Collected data

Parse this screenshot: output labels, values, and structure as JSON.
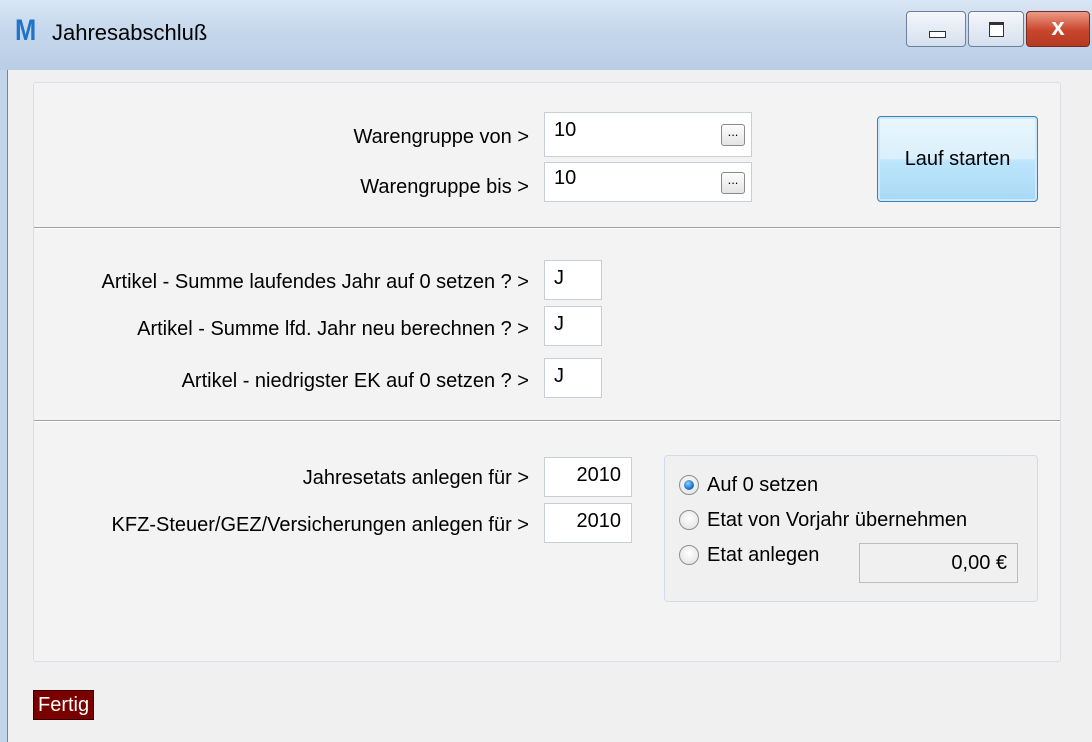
{
  "window": {
    "title": "Jahresabschluß",
    "logo_letter": "M",
    "close_glyph": "x"
  },
  "section1": {
    "from_label": "Warengruppe von >",
    "from_value": "10",
    "to_label": "Warengruppe bis >",
    "to_value": "10",
    "browse_label": "...",
    "start_button": "Lauf starten"
  },
  "section2": {
    "q1_label": "Artikel - Summe laufendes Jahr auf 0 setzen ? >",
    "q1_value": "J",
    "q2_label": "Artikel - Summe lfd. Jahr neu berechnen ? >",
    "q2_value": "J",
    "q3_label": "Artikel - niedrigster EK auf 0 setzen ? >",
    "q3_value": "J"
  },
  "section3": {
    "etat_label": "Jahresetats anlegen für >",
    "etat_year": "2010",
    "kfz_label": "KFZ-Steuer/GEZ/Versicherungen anlegen für >",
    "kfz_year": "2010",
    "options": [
      {
        "label": "Auf 0 setzen",
        "checked": true
      },
      {
        "label": "Etat von Vorjahr übernehmen",
        "checked": false
      },
      {
        "label": "Etat anlegen",
        "checked": false
      }
    ],
    "amount": "0,00 €"
  },
  "status": {
    "text": "Fertig",
    "color": "#7a0000"
  },
  "colors": {
    "titlebar": "#c5d7ec",
    "logo": "#1f73c8",
    "close_button": "#c9462c",
    "accent_radio": "#1e74c6"
  }
}
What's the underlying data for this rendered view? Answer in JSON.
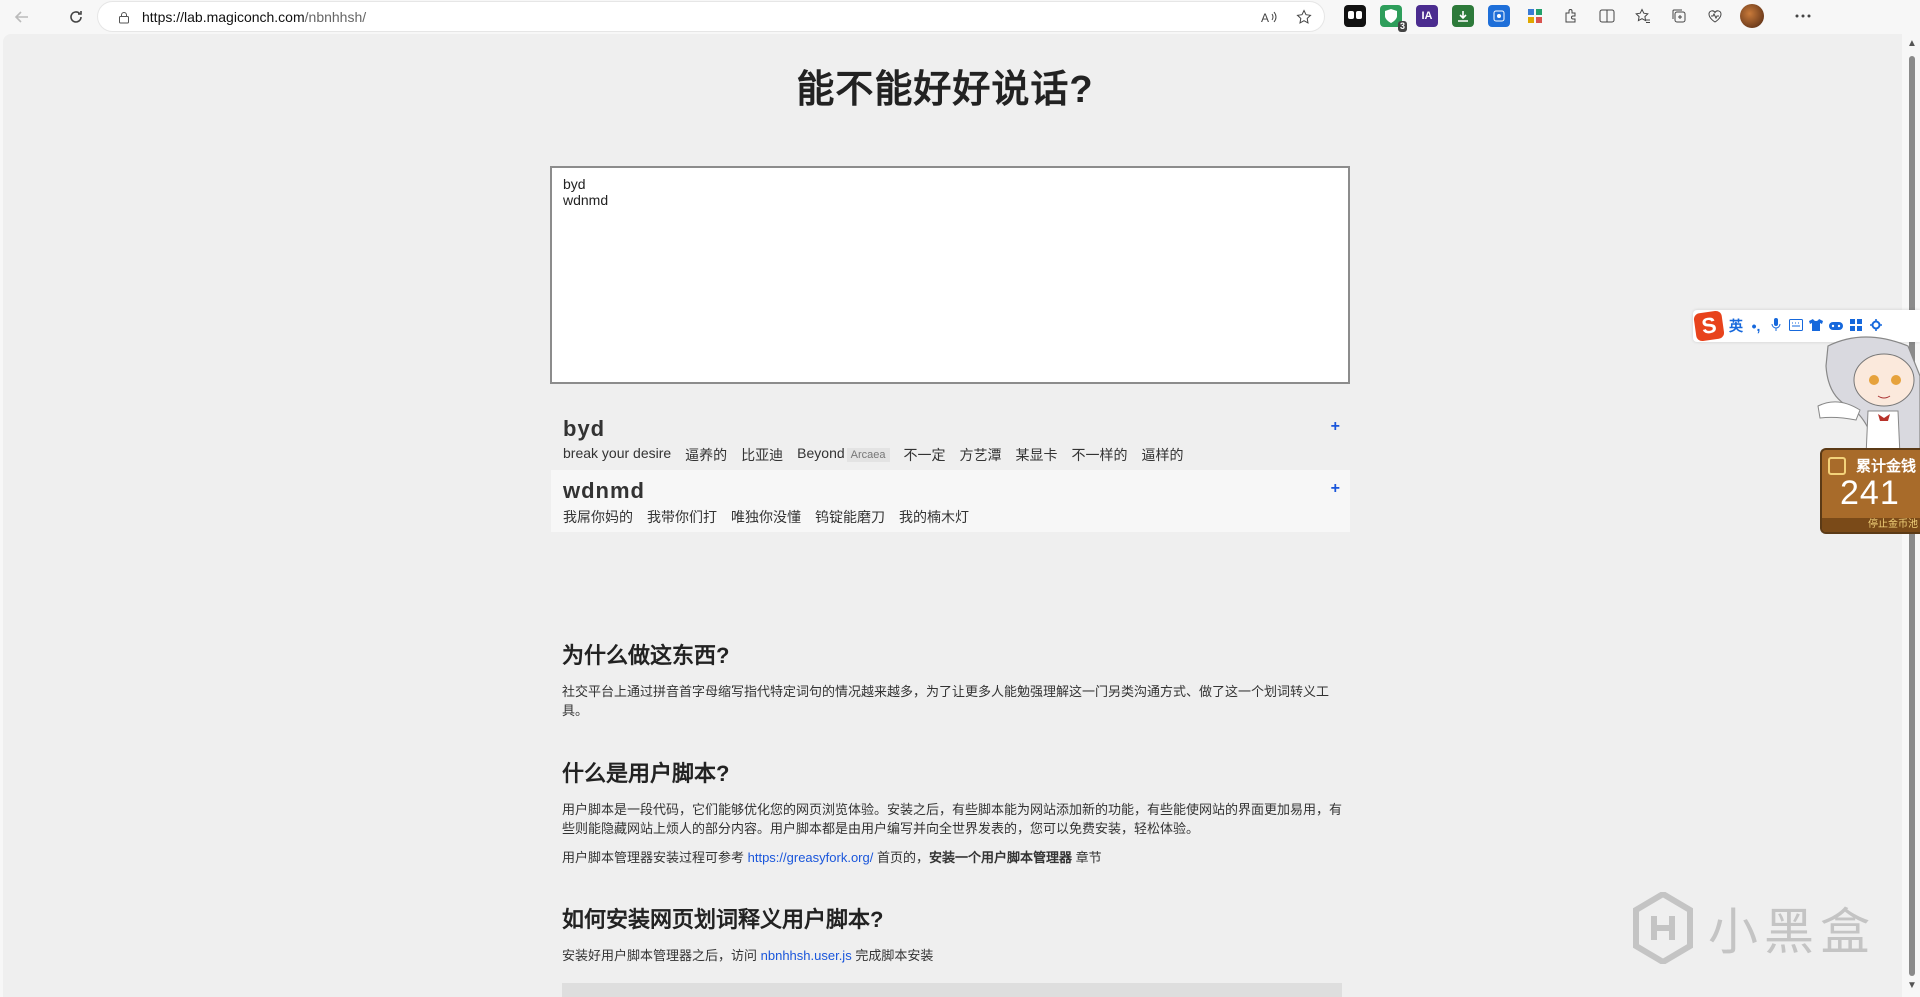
{
  "browser": {
    "url_host": "https://lab.magiconch.com",
    "url_path": "/nbnhhsh/",
    "extension_badge": "3",
    "extension_ia": "IA"
  },
  "page": {
    "title": "能不能好好说话?",
    "input_value": "byd\nwdnmd"
  },
  "results": [
    {
      "abbr": "byd",
      "translations": [
        "break your desire",
        "逼养的",
        "比亚迪",
        "Beyond",
        "不一定",
        "方艺潭",
        "某显卡",
        "不一样的",
        "逼样的"
      ],
      "beyond_tag": "Arcaea"
    },
    {
      "abbr": "wdnmd",
      "translations": [
        "我屌你妈的",
        "我带你们打",
        "唯独你没懂",
        "钨锭能磨刀",
        "我的楠木灯"
      ]
    }
  ],
  "article": {
    "h_why": "为什么做这东西?",
    "p_why": "社交平台上通过拼音首字母缩写指代特定词句的情况越来越多，为了让更多人能勉强理解这一门另类沟通方式、做了这一个划词转义工具。",
    "h_what": "什么是用户脚本?",
    "p_what": "用户脚本是一段代码，它们能够优化您的网页浏览体验。安装之后，有些脚本能为网站添加新的功能，有些能使网站的界面更加易用，有些则能隐藏网站上烦人的部分内容。用户脚本都是由用户编写并向全世界发表的，您可以免费安装，轻松体验。",
    "p_ref_prefix": "用户脚本管理器安装过程可参考 ",
    "p_ref_link": "https://greasyfork.org/",
    "p_ref_mid": " 首页的，",
    "p_ref_bold": "安装一个用户脚本管理器",
    "p_ref_suffix": " 章节",
    "h_how": "如何安装网页划词释义用户脚本?",
    "p_how_prefix": "安装好用户脚本管理器之后，访问 ",
    "p_how_link": "nbnhhsh.user.js",
    "p_how_suffix": " 完成脚本安装"
  },
  "ime": {
    "mode": "英",
    "punct": "•,",
    "plus": "+"
  },
  "coin_widget": {
    "label": "累计金钱",
    "value": "241",
    "stop_text": "停止金币池"
  },
  "watermark": {
    "text": "小黑盒"
  },
  "colors": {
    "link": "#1a56db",
    "page_bg": "#efefef",
    "ime_brand": "#e8431c"
  }
}
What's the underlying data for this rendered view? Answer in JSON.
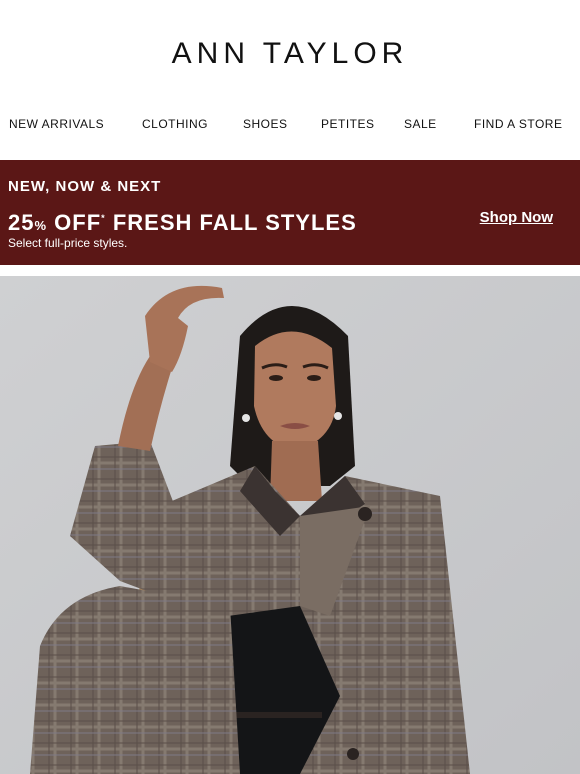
{
  "brand": {
    "logo_text": "ANN TAYLOR"
  },
  "nav": {
    "items": [
      {
        "label": "NEW ARRIVALS"
      },
      {
        "label": "CLOTHING"
      },
      {
        "label": "SHOES"
      },
      {
        "label": "PETITES"
      },
      {
        "label": "SALE"
      },
      {
        "label": "FIND A STORE"
      }
    ]
  },
  "promo": {
    "eyebrow": "NEW, NOW & NEXT",
    "headline_number": "25",
    "headline_percent": "%",
    "headline_off": "OFF",
    "headline_asterisk": "*",
    "headline_rest": "FRESH FALL STYLES",
    "subtext": "Select full-price styles.",
    "cta": "Shop Now",
    "background_color": "#5b1716"
  },
  "hero": {
    "description_icon": "model-photo",
    "background_color": "#c8c9cb"
  }
}
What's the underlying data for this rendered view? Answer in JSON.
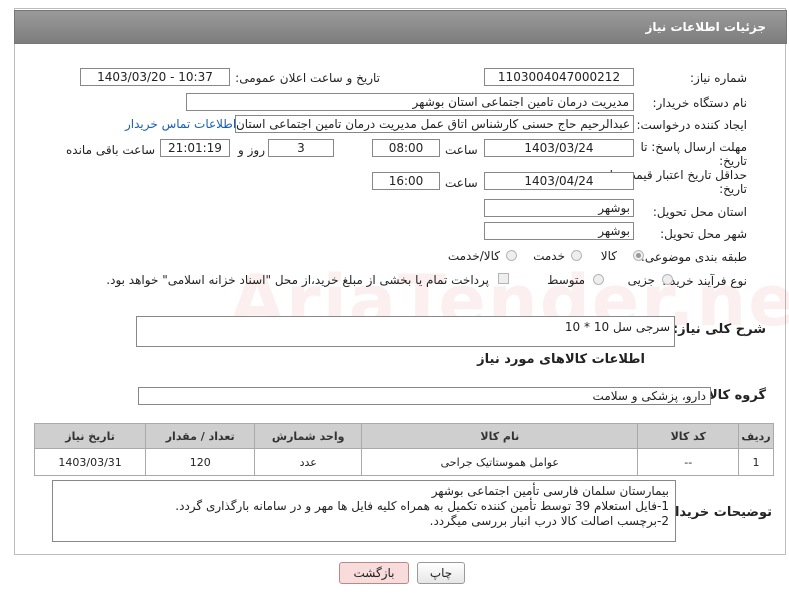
{
  "header": {
    "title": "جزئیات اطلاعات نیاز"
  },
  "fields": {
    "need_number_label": "شماره نیاز:",
    "need_number": "1103004047000212",
    "announce_label": "تاریخ و ساعت اعلان عمومی:",
    "announce_value": "1403/03/20 - 10:37",
    "buyer_org_label": "نام دستگاه خریدار:",
    "buyer_org": "مدیریت درمان تامین اجتماعی استان بوشهر",
    "creator_label": "ایجاد کننده درخواست:",
    "creator": "عبدالرحیم حاج حسنی کارشناس اتاق عمل مدیریت درمان تامین اجتماعی استان بوشهر",
    "contact_link": "اطلاعات تماس خریدار",
    "deadline_label_1": "مهلت ارسال پاسخ: تا",
    "deadline_label_2": "تاریخ:",
    "deadline_date": "1403/03/24",
    "time_label": "ساعت",
    "deadline_time": "08:00",
    "days_value": "3",
    "days_label": "روز و",
    "remaining_time": "21:01:19",
    "remaining_label": "ساعت باقی مانده",
    "validity_label_1": "حداقل تاریخ اعتبار قیمت: تا",
    "validity_label_2": "تاریخ:",
    "validity_date": "1403/04/24",
    "validity_time": "16:00",
    "province_label": "استان محل تحویل:",
    "province": "بوشهر",
    "city_label": "شهر محل تحویل:",
    "city": "بوشهر",
    "category_label": "طبقه بندی موضوعی:",
    "category_options": [
      "کالا",
      "خدمت",
      "کالا/خدمت"
    ],
    "category_selected": "کالا",
    "process_label": "نوع فرآیند خرید :",
    "process_options": [
      "جزیی",
      "متوسط"
    ],
    "process_note": "پرداخت تمام یا بخشی از مبلغ خرید،از محل \"اسناد خزانه اسلامی\" خواهد بود."
  },
  "summary": {
    "label": "شرح کلی نیاز:",
    "value": "سرجی سل 10 * 10"
  },
  "goods_section": {
    "title": "اطلاعات کالاهای مورد نیاز",
    "group_label": "گروه کالا:",
    "group_value": "دارو، پزشکی و سلامت"
  },
  "table": {
    "headers": [
      "ردیف",
      "کد کالا",
      "نام کالا",
      "واحد شمارش",
      "تعداد / مقدار",
      "تاریخ نیاز"
    ],
    "rows": [
      {
        "row": "1",
        "code": "--",
        "name": "عوامل هموستاتیک جراحی",
        "unit": "عدد",
        "qty": "120",
        "date": "1403/03/31"
      }
    ]
  },
  "buyer_notes": {
    "label": "توضیحات خریدار:",
    "lines": [
      "بیمارستان سلمان فارسی تأمین اجتماعی بوشهر",
      "1-فایل استعلام 39 توسط تأمین کننده تکمیل به همراه کلیه فایل ها مهر و در سامانه بارگذاری گردد.",
      "2-برچسب اصالت کالا درب انبار بررسی میگردد."
    ]
  },
  "buttons": {
    "print": "چاپ",
    "back": "بازگشت"
  },
  "watermark": "AriaTender.neT",
  "colors": {
    "header": "#8a8a8a",
    "link": "#1a5fb4",
    "back_button_bg": "#f8dcdc"
  }
}
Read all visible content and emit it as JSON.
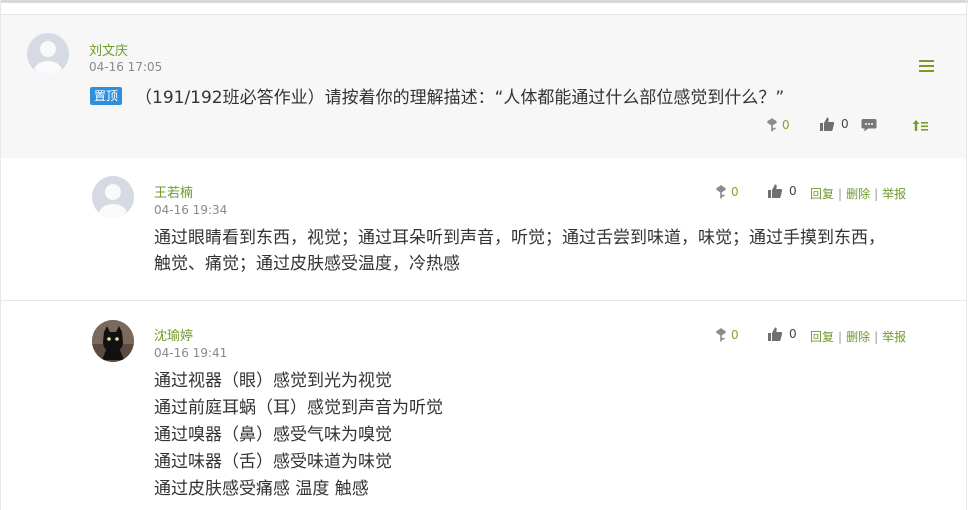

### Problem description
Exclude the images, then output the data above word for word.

### Solution to this exercise
Parse this screenshot: output labels, values, and structure as JSON.
{
  "window": {
    "title": "Jahresabschluß",
    "logo_letter": "M",
    "close_glyph": "x"
  },
  "section1": {
    "from_label": "Warengruppe von >",
    "from_value": "10",
    "to_label": "Warengruppe bis >",
    "to_value": "10",
    "browse_label": "...",
    "start_button": "Lauf starten"
  },
  "section2": {
    "q1_label": "Artikel - Summe laufendes Jahr auf 0 setzen ? >",
    "q1_value": "J",
    "q2_label": "Artikel - Summe lfd. Jahr neu berechnen ? >",
    "q2_value": "J",
    "q3_label": "Artikel - niedrigster EK auf 0 setzen ? >",
    "q3_value": "J"
  },
  "section3": {
    "etat_label": "Jahresetats anlegen für >",
    "etat_year": "2010",
    "kfz_label": "KFZ-Steuer/GEZ/Versicherungen anlegen für >",
    "kfz_year": "2010",
    "options": [
      {
        "label": "Auf 0 setzen",
        "checked": true
      },
      {
        "label": "Etat von Vorjahr übernehmen",
        "checked": false
      },
      {
        "label": "Etat anlegen",
        "checked": false
      }
    ],
    "amount": "0,00 €"
  },
  "status": {
    "text": "Fertig",
    "color": "#7a0000"
  },
  "colors": {
    "titlebar": "#c5d7ec",
    "logo": "#1f73c8",
    "close_button": "#c9462c",
    "accent_radio": "#1e74c6"
  }
}
What's the underlying data for this rendered view? Answer in JSON.
{
  "browser": {
    "url_host": "https://lab.magiconch.com",
    "url_path": "/nbnhhsh/",
    "extension_badge": "3",
    "extension_ia": "IA"
  },
  "page": {
    "title": "能不能好好说话?",
    "input_value": "byd\nwdnmd"
  },
  "results": [
    {
      "abbr": "byd",
      "translations": [
        "break your desire",
        "逼养的",
        "比亚迪",
        "Beyond",
        "不一定",
        "方艺潭",
        "某显卡",
        "不一样的",
        "逼样的"
      ],
      "beyond_tag": "Arcaea"
    },
    {
      "abbr": "wdnmd",
      "translations": [
        "我屌你妈的",
        "我带你们打",
        "唯独你没懂",
        "钨锭能磨刀",
        "我的楠木灯"
      ]
    }
  ],
  "article": {
    "h_why": "为什么做这东西?",
    "p_why": "社交平台上通过拼音首字母缩写指代特定词句的情况越来越多，为了让更多人能勉强理解这一门另类沟通方式、做了这一个划词转义工具。",
    "h_what": "什么是用户脚本?",
    "p_what": "用户脚本是一段代码，它们能够优化您的网页浏览体验。安装之后，有些脚本能为网站添加新的功能，有些能使网站的界面更加易用，有些则能隐藏网站上烦人的部分内容。用户脚本都是由用户编写并向全世界发表的，您可以免费安装，轻松体验。",
    "p_ref_prefix": "用户脚本管理器安装过程可参考 ",
    "p_ref_link": "https://greasyfork.org/",
    "p_ref_mid": " 首页的，",
    "p_ref_bold": "安装一个用户脚本管理器",
    "p_ref_suffix": " 章节",
    "h_how": "如何安装网页划词释义用户脚本?",
    "p_how_prefix": "安装好用户脚本管理器之后，访问 ",
    "p_how_link": "nbnhhsh.user.js",
    "p_how_suffix": " 完成脚本安装"
  },
  "ime": {
    "mode": "英",
    "punct": "•,",
    "plus": "+"
  },
  "coin_widget": {
    "label": "累计金钱",
    "value": "241",
    "stop_text": "停止金币池"
  },
  "watermark": {
    "text": "小黑盒"
  },
  "colors": {
    "link": "#1a56db",
    "page_bg": "#efefef",
    "ime_brand": "#e8431c"
  }
}
What's the underlying data for this rendered view? Answer in JSON.
{
  "brand": {
    "logo_text": "ANN TAYLOR"
  },
  "nav": {
    "items": [
      {
        "label": "NEW ARRIVALS"
      },
      {
        "label": "CLOTHING"
      },
      {
        "label": "SHOES"
      },
      {
        "label": "PETITES"
      },
      {
        "label": "SALE"
      },
      {
        "label": "FIND A STORE"
      }
    ]
  },
  "promo": {
    "eyebrow": "NEW, NOW & NEXT",
    "headline_number": "25",
    "headline_percent": "%",
    "headline_off": "OFF",
    "headline_asterisk": "*",
    "headline_rest": "FRESH FALL STYLES",
    "subtext": "Select full-price styles.",
    "cta": "Shop Now",
    "background_color": "#5b1716"
  },
  "hero": {
    "description_icon": "model-photo",
    "background_color": "#c8c9cb"
  }
}
What's the underlying data for this rendered view? Answer in JSON.
{
  "header": {
    "title": "جزئیات اطلاعات نیاز"
  },
  "fields": {
    "need_number_label": "شماره نیاز:",
    "need_number": "1103004047000212",
    "announce_label": "تاریخ و ساعت اعلان عمومی:",
    "announce_value": "1403/03/20 - 10:37",
    "buyer_org_label": "نام دستگاه خریدار:",
    "buyer_org": "مدیریت درمان تامین اجتماعی استان بوشهر",
    "creator_label": "ایجاد کننده درخواست:",
    "creator": "عبدالرحیم حاج حسنی کارشناس اتاق عمل مدیریت درمان تامین اجتماعی استان بوشهر",
    "contact_link": "اطلاعات تماس خریدار",
    "deadline_label_1": "مهلت ارسال پاسخ: تا",
    "deadline_label_2": "تاریخ:",
    "deadline_date": "1403/03/24",
    "time_label": "ساعت",
    "deadline_time": "08:00",
    "days_value": "3",
    "days_label": "روز و",
    "remaining_time": "21:01:19",
    "remaining_label": "ساعت باقی مانده",
    "validity_label_1": "حداقل تاریخ اعتبار قیمت: تا",
    "validity_label_2": "تاریخ:",
    "validity_date": "1403/04/24",
    "validity_time": "16:00",
    "province_label": "استان محل تحویل:",
    "province": "بوشهر",
    "city_label": "شهر محل تحویل:",
    "city": "بوشهر",
    "category_label": "طبقه بندی موضوعی:",
    "category_options": [
      "کالا",
      "خدمت",
      "کالا/خدمت"
    ],
    "category_selected": "کالا",
    "process_label": "نوع فرآیند خرید :",
    "process_options": [
      "جزیی",
      "متوسط"
    ],
    "process_note": "پرداخت تمام یا بخشی از مبلغ خرید،از محل \"اسناد خزانه اسلامی\" خواهد بود."
  },
  "summary": {
    "label": "شرح کلی نیاز:",
    "value": "سرجی سل 10 * 10"
  },
  "goods_section": {
    "title": "اطلاعات کالاهای مورد نیاز",
    "group_label": "گروه کالا:",
    "group_value": "دارو، پزشکی و سلامت"
  },
  "table": {
    "headers": [
      "ردیف",
      "کد کالا",
      "نام کالا",
      "واحد شمارش",
      "تعداد / مقدار",
      "تاریخ نیاز"
    ],
    "rows": [
      {
        "row": "1",
        "code": "--",
        "name": "عوامل هموستاتیک جراحی",
        "unit": "عدد",
        "qty": "120",
        "date": "1403/03/31"
      }
    ]
  },
  "buyer_notes": {
    "label": "توضیحات خریدار:",
    "lines": [
      "بیمارستان سلمان فارسی تأمین اجتماعی بوشهر",
      "1-فایل استعلام 39 توسط تأمین کننده تکمیل به همراه کلیه فایل ها مهر و در سامانه بارگذاری گردد.",
      "2-برچسب اصالت کالا درب انبار بررسی میگردد."
    ]
  },
  "buttons": {
    "print": "چاپ",
    "back": "بازگشت"
  },
  "watermark": "AriaTender.neT",
  "colors": {
    "header": "#8a8a8a",
    "link": "#1a5fb4",
    "back_button_bg": "#f8dcdc"
  }
}
Read all visible content and emit it as JSON.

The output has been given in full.